  4. Move kraut to a cooler (60 to 65 degrees F) spot for 4 to 5 weeks depending upon the temperature and your taste. The kraut will culture/ferment/sour more quickly in warmer temperatures—less quickly in cooler.
  5. Pack kraut into glass jars with lids, and refrigerate up to one year.


Lactic Acid Fermentation

Lactic acid fermentation of cabbage for sauerkraut or of other vegetables is a live process that cannot be fully controlled. Therein lies its beauty.
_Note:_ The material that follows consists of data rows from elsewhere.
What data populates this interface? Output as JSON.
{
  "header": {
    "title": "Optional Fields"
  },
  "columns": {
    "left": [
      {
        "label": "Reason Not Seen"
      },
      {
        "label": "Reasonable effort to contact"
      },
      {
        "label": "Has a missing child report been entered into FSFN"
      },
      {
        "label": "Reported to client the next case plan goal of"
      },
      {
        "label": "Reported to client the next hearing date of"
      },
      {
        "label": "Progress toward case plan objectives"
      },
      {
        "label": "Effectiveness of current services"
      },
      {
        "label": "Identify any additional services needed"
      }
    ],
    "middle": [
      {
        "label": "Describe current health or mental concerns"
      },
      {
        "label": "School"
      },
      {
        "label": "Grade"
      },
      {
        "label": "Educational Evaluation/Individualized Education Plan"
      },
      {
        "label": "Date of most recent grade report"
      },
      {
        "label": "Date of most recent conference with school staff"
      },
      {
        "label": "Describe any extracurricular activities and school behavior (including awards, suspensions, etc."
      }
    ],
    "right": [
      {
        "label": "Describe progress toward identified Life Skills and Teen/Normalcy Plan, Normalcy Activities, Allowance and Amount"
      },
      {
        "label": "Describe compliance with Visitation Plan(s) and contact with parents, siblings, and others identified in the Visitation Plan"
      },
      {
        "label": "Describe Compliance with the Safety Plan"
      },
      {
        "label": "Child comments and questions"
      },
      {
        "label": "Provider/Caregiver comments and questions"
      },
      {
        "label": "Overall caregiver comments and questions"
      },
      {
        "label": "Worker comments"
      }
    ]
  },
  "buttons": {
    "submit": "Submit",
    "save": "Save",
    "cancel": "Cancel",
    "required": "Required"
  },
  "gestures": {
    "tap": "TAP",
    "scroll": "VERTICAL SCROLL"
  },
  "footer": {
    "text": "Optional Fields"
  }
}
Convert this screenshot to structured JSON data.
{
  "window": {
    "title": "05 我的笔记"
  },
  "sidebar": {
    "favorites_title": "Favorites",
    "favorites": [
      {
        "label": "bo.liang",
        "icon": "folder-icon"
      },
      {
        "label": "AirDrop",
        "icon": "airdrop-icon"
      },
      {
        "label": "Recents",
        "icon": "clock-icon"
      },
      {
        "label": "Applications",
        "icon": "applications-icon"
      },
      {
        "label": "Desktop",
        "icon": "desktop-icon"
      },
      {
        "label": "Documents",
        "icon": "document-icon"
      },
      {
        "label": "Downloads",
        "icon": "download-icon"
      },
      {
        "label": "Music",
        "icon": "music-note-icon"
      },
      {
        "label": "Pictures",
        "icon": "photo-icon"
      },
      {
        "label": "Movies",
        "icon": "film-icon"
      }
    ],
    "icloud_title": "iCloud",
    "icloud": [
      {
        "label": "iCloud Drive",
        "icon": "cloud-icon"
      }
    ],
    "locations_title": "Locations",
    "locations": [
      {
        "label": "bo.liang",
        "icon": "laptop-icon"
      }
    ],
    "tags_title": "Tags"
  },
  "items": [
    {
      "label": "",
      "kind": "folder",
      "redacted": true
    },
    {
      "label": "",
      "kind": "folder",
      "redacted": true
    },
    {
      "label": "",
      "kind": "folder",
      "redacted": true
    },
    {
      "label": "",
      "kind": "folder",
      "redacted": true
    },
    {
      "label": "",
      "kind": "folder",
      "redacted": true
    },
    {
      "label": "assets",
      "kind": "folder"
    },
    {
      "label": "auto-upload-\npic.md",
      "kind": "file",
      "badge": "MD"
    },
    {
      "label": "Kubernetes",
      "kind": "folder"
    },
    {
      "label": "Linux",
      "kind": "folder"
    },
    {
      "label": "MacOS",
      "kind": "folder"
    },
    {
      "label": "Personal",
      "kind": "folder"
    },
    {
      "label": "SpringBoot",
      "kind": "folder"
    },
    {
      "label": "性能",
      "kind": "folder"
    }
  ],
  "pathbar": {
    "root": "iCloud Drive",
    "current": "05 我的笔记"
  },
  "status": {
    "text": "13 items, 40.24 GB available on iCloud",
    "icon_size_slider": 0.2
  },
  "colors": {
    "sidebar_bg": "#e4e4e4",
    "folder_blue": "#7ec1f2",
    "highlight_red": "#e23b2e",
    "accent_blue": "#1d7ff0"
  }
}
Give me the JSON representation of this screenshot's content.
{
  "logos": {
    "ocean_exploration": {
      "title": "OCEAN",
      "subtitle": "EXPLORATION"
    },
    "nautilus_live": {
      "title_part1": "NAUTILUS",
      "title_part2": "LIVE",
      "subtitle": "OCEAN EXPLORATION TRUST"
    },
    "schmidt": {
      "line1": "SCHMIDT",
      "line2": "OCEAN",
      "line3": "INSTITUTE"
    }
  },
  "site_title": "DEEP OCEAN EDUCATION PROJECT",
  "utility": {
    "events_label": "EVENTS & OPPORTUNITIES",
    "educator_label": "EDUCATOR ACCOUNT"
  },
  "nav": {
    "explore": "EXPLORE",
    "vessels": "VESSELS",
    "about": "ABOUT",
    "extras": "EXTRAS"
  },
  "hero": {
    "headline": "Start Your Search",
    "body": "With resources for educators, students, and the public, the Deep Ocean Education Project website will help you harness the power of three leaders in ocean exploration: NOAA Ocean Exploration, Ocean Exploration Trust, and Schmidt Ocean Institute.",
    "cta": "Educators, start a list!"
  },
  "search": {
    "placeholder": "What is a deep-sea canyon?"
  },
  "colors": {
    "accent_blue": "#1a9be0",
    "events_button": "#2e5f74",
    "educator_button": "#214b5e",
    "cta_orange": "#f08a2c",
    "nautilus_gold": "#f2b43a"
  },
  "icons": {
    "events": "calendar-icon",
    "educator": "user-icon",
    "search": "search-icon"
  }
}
Here are some fermentation facts:

  • Organic produce makes the best cultured vegetables because the microbes that live on the cabbage (and other vegetables) aren’t destroyed by chemicals. Likewise, produce harvested on a rainy day can result in reduced beneficial bacteria.
  • Keep fermenting vegetables immersed in liquid: weight them with a sterilized plate or double zipper bags filled with water. Since the microflora in cultured vegetables are anaerobic (don’t like oxygen) the vegetables can mold and soften when exposed to oxygen. Add just enough non-chlorinated water to your ferment so it is immersed. Keep vegetables tightly sealed for the first week so the helpful carbon dioxide can build up.
  • Proper amount of sea salt: 3 level tablespoons sea salt per 5 pounds trimmed vegetables. Do not use iodized salt. Mix the salt and seasonings with the vegetables and liquid evenly.
  • Watch the temperature during the first week of culturing: 68 to 72 degrees F is ideal. Warmer is okay, but cooler is not.
  • If the vegetables taste good and aren’t soggy, they are fine. With cultured vegetables, trust your taste. White kahm yeast will sometimes form on top of your cultures. Carefully scrape it off and discard. The vegetables may be mushy and off-tasting. They will not hurt you, but they won’t be appetizing; discard them. Scrape down to where the vegetables begin to smell and taste crunchy and good again.


About the Author
Nancy Allen

Nancy Allen

Chef-educator Nancy Krcek Allen has traveled extensively, and has worked in kitchens and classrooms for more than 30 years. She graduated from California Culinary Academy in San Francisco. While living in New York City, Allen worked full-time teaching recreational and professional cooking for the Institute of Culinary Education (ICE) and the Natural Gourmet Institute in Manhattan, and in Viareggio, Italy, for Toscana Saporita.

During her time at ICE and the Natural Gourmet, Allen wrote curriculum for the professional and recreational programs. While living in New York, Allen was a member of the New York Association of Culinary Teachers, Women Chefs and Restaurateurs, and the International Association of Culinary Professionals, where she attained a Certified Culinary Professional rating.

International cuisines are Allen’s passion and she has traveled around the world to learn about food and cooking.  Allen owned a restaurant and cooking school, catering business, and has worked as a freelance writer for various publications. In Michigan Allen has taught for a decade at Chateau Chantal Winery Cooking School on Old Mission Peninsula and Michigan and Northwestern Michigan College, both in Traverse City, Michigan. She is the author of the culinary textbook Discovering Global Cuisines: Traditional Flavors and Techniques.

Allen currently works as a cook at an organic farm, and as a cooking teacher and freelance writer. She is working on a cookbook featuring seasonal farm food. Allen lives in Leelanau County in northern Michigan along the glacial moraines of Lake Michigan.